Monday, December 05, 2005

Evidence on the Religious Climate Affecting Adam Smith

Virtue on line: ‘The voice for global orthodox Anglicanism’ (4 December), carries a review: The Elizabethan Prayer Book, Edited by John E. Booty, Virginia/Folger. 427 pp. $29.95, by Michael Dirda, a critic for Book World (©

In part of his thoughtful review Michael Dirda reports:

Bunyan also uses such surprisingly modern phrases as "spending money" and "Were you doers, or talkers only?"And he ends Part One with a chilling sentence. Ignorance has arrived at the Celestial City and knocks on the door. So very close to his heavenly goal, he nonetheless lacks the proper "certificate" and is suddenly, unexpectedly damned, bound hand and foot, and thrust by angels through a door in the side of a hill. Writes Bunyan: "Then I saw that there was a way to Hell, even from the Gates of Heaven, as well as from the City of Destruction." On which harrowing note he brings his original vision to a close: "So I awoke, and behold, it was a Dream."Such declamatory moments remind us that Bunyan passed much of his life, when not in prison, preaching in the open air. In our era of so much bland speech-making, we sometimes forget about this sheer power of oratory. Great preachers even now preserve its tradition, one in which human elocution alone, backed by passionate conviction and a desire to save souls, can bring people to tears, to their knees or to their feet. Think, for a supreme example, of Martin Luther King Jr.The almost legendary 18th-century preacher George Whitefield was so magnificent a speaker that the atheist philosopher David Hume declared that he would travel 20 miles on foot to hear him. Once, every high-school student read, with growing terror, the rolling periods of Jonathan Edwards's sermon "Sinners in the Hands of an Angry God." After describing the horrors of the pit, he reminds us of the sharp precariousness of life:"The bow of God's wrath is bent, and the arrow made ready on the string, and justice bends the arrow at your heart, and strains the bow, and it is nothing but the mere pleasure of God, and that of an angry God, without any promise or obligation at all, that keeps the arrow one moment from being made drunk with your blood."


Though Michael Dirda does not say so, David Hume had such a gentle disposition (he never criticised any reviewer of his writings, no matter how rude and ignorant their words) that he had many friends among the ministers and elders of the Scottish Church during his lifetime, all of them aware of his views on religion and religious mysticism, and of his honest, open nature. Many of whom, right to the top of the Church, were unwilling to castigate and denounce him in the same distasteful manner as did some of their ‘Christian’ brethren.

Indeed, when the zealots tried to ‘excommunicate’ him, a wholly disastrous social edict but of no philosophical importance, his friends in the Church rallied to his defence and the zealots lost handsomely, with not a little gentle mocking for their pains.

It was not for nothing that he was called ‘Saint David’ by many who knew him.

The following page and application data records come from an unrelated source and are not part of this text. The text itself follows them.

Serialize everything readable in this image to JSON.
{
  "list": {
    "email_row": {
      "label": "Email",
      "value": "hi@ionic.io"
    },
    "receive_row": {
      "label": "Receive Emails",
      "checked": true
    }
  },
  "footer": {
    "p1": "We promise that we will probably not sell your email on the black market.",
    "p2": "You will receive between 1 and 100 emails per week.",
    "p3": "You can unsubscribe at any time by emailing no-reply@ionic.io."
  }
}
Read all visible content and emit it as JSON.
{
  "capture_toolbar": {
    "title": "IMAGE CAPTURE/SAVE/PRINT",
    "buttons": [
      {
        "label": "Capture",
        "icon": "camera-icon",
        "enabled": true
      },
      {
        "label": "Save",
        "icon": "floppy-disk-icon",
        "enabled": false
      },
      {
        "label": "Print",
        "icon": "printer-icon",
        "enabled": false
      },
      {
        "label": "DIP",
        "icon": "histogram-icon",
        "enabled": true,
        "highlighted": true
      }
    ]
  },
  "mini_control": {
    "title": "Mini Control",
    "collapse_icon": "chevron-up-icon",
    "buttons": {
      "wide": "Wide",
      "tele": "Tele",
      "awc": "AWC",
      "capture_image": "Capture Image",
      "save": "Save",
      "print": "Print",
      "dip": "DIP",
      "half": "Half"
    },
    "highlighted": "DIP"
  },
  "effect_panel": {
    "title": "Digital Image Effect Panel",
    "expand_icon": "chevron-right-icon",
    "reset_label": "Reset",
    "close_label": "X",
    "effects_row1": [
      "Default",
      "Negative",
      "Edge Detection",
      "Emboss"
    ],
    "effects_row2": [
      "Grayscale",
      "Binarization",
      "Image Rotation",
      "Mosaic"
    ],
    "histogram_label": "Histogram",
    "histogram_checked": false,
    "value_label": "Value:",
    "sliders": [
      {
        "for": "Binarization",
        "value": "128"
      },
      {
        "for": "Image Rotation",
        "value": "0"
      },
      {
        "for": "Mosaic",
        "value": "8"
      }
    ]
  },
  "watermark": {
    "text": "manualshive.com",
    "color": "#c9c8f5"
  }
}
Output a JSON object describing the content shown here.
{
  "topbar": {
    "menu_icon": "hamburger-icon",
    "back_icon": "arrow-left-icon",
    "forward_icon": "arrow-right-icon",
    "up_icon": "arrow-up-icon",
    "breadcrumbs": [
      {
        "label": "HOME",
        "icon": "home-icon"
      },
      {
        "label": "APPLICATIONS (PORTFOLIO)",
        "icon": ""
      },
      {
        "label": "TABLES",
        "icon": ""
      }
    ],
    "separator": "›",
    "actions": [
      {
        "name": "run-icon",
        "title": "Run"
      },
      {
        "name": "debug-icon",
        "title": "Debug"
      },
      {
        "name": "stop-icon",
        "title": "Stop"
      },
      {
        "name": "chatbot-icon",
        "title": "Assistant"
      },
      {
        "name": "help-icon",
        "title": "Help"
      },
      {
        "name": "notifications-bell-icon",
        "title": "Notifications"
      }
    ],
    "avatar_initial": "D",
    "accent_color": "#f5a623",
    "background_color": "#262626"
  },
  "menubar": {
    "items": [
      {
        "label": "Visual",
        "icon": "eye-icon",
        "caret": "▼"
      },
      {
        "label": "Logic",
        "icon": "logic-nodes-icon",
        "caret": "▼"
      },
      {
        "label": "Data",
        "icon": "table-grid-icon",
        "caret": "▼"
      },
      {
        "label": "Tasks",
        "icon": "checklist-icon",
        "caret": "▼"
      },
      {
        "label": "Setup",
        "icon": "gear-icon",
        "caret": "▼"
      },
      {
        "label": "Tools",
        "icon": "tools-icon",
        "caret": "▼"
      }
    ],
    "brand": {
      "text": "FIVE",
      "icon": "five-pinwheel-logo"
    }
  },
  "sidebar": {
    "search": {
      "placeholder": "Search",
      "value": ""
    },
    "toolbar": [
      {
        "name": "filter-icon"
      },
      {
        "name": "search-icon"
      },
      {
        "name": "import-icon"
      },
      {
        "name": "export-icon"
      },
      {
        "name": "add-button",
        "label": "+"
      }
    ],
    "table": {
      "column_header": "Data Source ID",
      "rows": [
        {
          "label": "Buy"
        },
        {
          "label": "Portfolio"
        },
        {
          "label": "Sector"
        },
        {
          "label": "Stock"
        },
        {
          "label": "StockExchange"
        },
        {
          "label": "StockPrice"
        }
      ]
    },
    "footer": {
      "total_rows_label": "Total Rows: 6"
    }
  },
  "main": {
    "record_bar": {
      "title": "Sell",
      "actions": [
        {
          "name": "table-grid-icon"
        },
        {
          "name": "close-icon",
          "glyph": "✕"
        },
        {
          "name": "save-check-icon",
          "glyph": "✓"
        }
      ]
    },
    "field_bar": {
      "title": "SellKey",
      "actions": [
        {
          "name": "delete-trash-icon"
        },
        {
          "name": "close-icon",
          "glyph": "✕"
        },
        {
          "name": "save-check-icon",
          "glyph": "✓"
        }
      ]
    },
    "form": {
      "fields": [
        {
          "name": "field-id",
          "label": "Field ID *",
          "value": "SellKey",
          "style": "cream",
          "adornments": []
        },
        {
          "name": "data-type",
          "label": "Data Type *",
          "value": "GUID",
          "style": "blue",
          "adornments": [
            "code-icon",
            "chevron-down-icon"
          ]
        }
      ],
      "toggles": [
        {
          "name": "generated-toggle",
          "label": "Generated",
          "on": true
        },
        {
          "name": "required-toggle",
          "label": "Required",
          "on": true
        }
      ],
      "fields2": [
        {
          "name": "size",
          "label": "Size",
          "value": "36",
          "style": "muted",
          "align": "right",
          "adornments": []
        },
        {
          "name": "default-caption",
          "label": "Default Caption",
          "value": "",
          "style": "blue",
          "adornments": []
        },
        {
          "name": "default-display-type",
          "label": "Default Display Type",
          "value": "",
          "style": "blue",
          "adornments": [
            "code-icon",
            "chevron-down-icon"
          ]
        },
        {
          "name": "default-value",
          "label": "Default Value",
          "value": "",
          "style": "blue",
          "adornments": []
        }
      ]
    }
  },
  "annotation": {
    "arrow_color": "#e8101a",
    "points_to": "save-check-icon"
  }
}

I have raised the issue of 18th-century Scotland’s religious climate in ‘Adam Smith’s Lost Legacy’ (Palgrave, 2005) and here on the Lost Legacy Blog. The passages quoted above show a glimmer of the religious climate of ‘hell and damnation’ preaching that pervaded life in the Kirk that dominated Scottish social and family life throughout Smith’s lifetime. The reviewer’s purpose in quoting the prose had a different purpose, namely to illustrate the excellent use of the English language by some members of the Church of England; the ‘Calvinist’ inspired, Presbyterian Church in Scotland was more prone to alarmism about the furies of Hell than some of their southern neighbours.

For many of his contemporaries, particularly his beloved mother, the threat of Hell’s fire, mitigated only by an elsuive Heaven’s promise, was a very real, present and personal danger, under which most, including Adam Smith, were intimidated into compliance or prudence about causing the offence to the zealots. There are many signs of this in Smith’s “Theory of Moral Sentiments” and clues to his indirect criticism of religious doctrine in his surrogate condemnation of the pagan superstitions when his real target was religious superstition. On the death of his mother, Margaret Douglas (and later his cousin, Jane Douglas) he averred to no words about them being in Heaven, or that he would meet them again in what preachers called the ‘afterlife’.

Modern readers of Smith’s Works should take their context into consideration when they assert that he was a Deist and that a religious theme runs through his philosophical and economics writing.


Post a Comment

<< Home